(rôläN` bärt), 1915–80, French critic. Barthes was one of the founding figures in the theoretical movement centered around the journal Tel Quel. In his earlier works, such as Writing Degree Zero (tr. 1953) and Mythologies (1957, tr. 1972), he argued that literature, like all forms of communication, is essentially a system of signs. As such, he argued that it encodes various ideologies or "myths," to be decoded in terms of its own organizing principles or internal structures. He was strongly influenced by the linguist Ferdinand de Saussure, and his ideas, as expressed in works such as S/Z (1970, tr. 1974) and Empire of Signs (1970, tr. 1982), became more eclectic. Barthes has had an enormous influence on American literary theory.

Bibliography

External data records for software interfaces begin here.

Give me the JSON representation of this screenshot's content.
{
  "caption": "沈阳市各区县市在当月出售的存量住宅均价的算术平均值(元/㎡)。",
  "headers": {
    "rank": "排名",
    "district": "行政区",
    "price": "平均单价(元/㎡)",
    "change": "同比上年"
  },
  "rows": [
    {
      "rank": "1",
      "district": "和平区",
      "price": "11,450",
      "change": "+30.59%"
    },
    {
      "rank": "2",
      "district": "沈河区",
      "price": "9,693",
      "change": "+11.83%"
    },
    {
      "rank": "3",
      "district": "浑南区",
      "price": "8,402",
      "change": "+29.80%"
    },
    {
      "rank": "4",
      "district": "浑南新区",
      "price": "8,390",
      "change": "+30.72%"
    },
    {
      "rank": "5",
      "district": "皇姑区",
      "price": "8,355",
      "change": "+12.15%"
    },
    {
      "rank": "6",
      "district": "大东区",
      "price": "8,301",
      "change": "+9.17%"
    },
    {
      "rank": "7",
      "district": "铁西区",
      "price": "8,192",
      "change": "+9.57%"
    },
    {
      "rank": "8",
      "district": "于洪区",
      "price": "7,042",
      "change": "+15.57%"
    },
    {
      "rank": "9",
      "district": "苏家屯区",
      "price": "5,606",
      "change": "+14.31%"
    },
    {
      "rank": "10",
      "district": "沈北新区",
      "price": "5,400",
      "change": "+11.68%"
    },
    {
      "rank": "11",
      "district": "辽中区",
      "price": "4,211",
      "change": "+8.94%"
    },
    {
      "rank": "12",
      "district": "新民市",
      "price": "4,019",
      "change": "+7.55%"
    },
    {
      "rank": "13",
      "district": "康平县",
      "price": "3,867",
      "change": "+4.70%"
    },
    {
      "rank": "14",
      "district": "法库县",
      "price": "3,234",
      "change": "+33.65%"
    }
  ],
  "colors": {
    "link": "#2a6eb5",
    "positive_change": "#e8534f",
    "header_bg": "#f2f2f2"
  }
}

See studies by J. Culler (1983), P. Lombardo (1989), and M. B. Wiseman (1989).

References in periodicals archive ?
RRGs can also be created in collaboration with a professor for a specific course delivered in any modality, wherein tutor and instructor collaborate to deliver precise, effective resources to students honing discipline-specific readerly and writerly considerations.
Hamm uses Roland Barthe's notions of readerly and writerly texts to highlight the possibility for multiple interpretations of Armance, going so far as to suggest that Armance could be considered a precursor to the writerly text.